Roger Fenton (English, 1819-1869)
"The Railway Yard, Balaklava" in the Crimea, 1855
Salt print from a collodion negative
20.4 x 25.1 cm mounted on 48.0 x 64.4 cm paper
Title "The Railway Yard, Balaklava" printed on mount with "Deposé / No 253 / Photographed by Roger Fenton. Manchester. Published by T. Agnew & Sons, Novr 19th 1855. London, P. & D. Colnaghi & Co. Paris, Moulin 23 Rue Richer. New York, Williams & Co."
The Crimean War was among the first conflicts to utilize the railway as a tactical component. The construction of the line which Fenton captures in this particular print was a privately undertaken enterprise begun in February 1855 by the engineer James Beatty and funded by Sir Samuel Morton Petro, who in Fenton's own account of his expedition, had funded his passage from Britain to the Crimea. The line was built rapidly and was in use only a few weeks after work commenced. The railway played a vital role in the success of the British army during the siege of Sevastopol by enabling the uninterrupted transport of supplies, including ammunition, between Balaklava and troops stationed at the front lines.
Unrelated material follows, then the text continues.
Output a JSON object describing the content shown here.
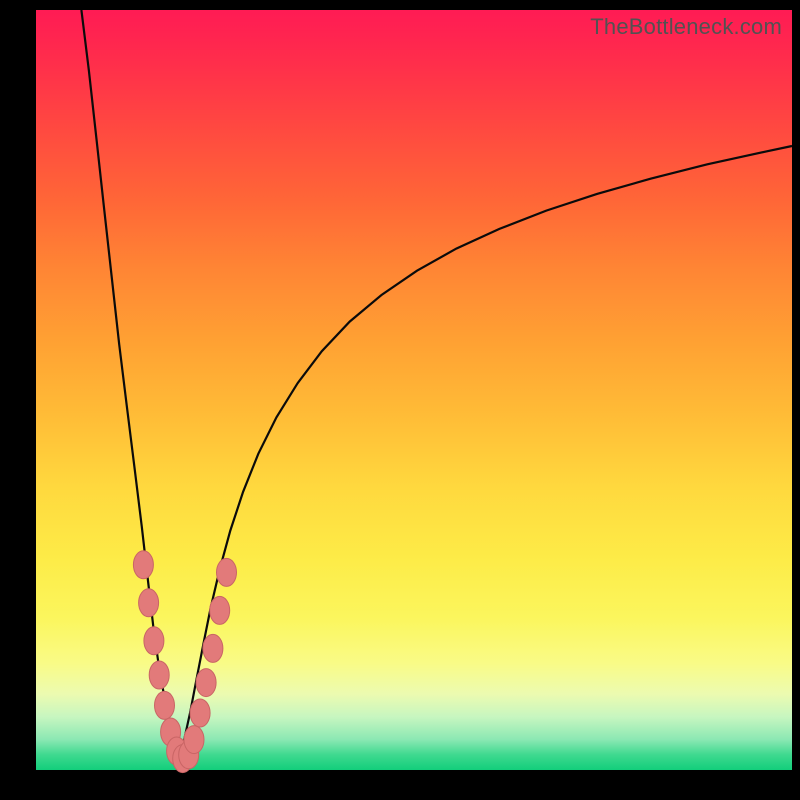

In 1856 after the end of the war, the railway was dismantled.